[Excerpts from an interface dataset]
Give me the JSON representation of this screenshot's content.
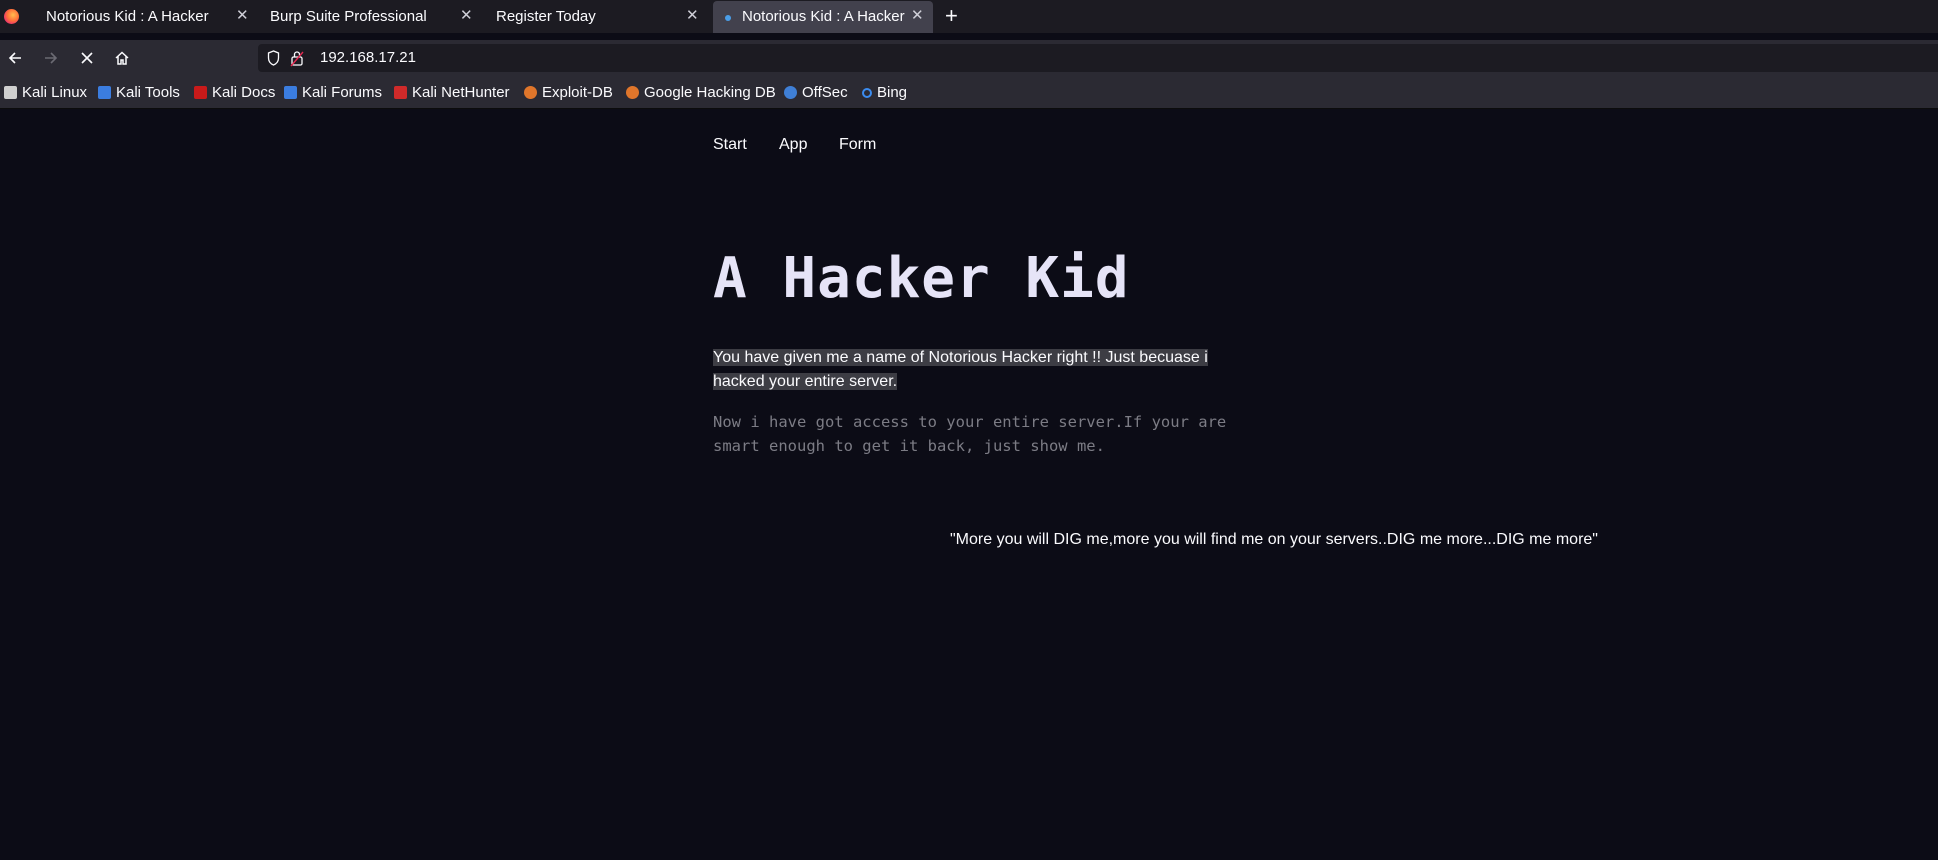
{
  "browser": {
    "tabs": [
      {
        "title": "Notorious Kid : A Hacker",
        "active": false
      },
      {
        "title": "Burp Suite Professional",
        "active": false
      },
      {
        "title": "Register Today",
        "active": false
      },
      {
        "title": "Notorious Kid : A Hacker",
        "active": true
      }
    ],
    "new_tab_label": "+",
    "close_glyph": "✕",
    "url": "192.168.17.21",
    "nav_icons": [
      "back-arrow-icon",
      "forward-arrow-icon",
      "stop-icon",
      "home-icon"
    ],
    "bookmarks": [
      {
        "label": "Kali Linux",
        "icon": "kali-dragon-icon",
        "color": "#d0d0d0"
      },
      {
        "label": "Kali Tools",
        "icon": "kali-tools-icon",
        "color": "#3b7de0"
      },
      {
        "label": "Kali Docs",
        "icon": "kali-docs-icon",
        "color": "#c91a1a"
      },
      {
        "label": "Kali Forums",
        "icon": "kali-forums-icon",
        "color": "#3b7de0"
      },
      {
        "label": "Kali NetHunter",
        "icon": "nethunter-icon",
        "color": "#d02a2a"
      },
      {
        "label": "Exploit-DB",
        "icon": "exploit-db-icon",
        "color": "#e0762b"
      },
      {
        "label": "Google Hacking DB",
        "icon": "ghdb-icon",
        "color": "#e0762b"
      },
      {
        "label": "OffSec",
        "icon": "offsec-icon",
        "color": "#3f7fd6"
      },
      {
        "label": "Bing",
        "icon": "bing-search-icon",
        "color": "#3b8cf0"
      }
    ]
  },
  "site": {
    "nav": [
      "Start",
      "App",
      "Form"
    ],
    "title": "A Hacker Kid",
    "intro": "You have given me a name of Notorious Hacker right !! Just becuase i hacked your entire server.",
    "paragraph": "Now i have got access to your entire server.If your are smart enough to get it back, just show me.",
    "quote": "\"More you will DIG me,more you will find me on your servers..DIG me more...DIG me more\""
  }
}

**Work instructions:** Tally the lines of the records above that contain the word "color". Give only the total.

**Written response:** 9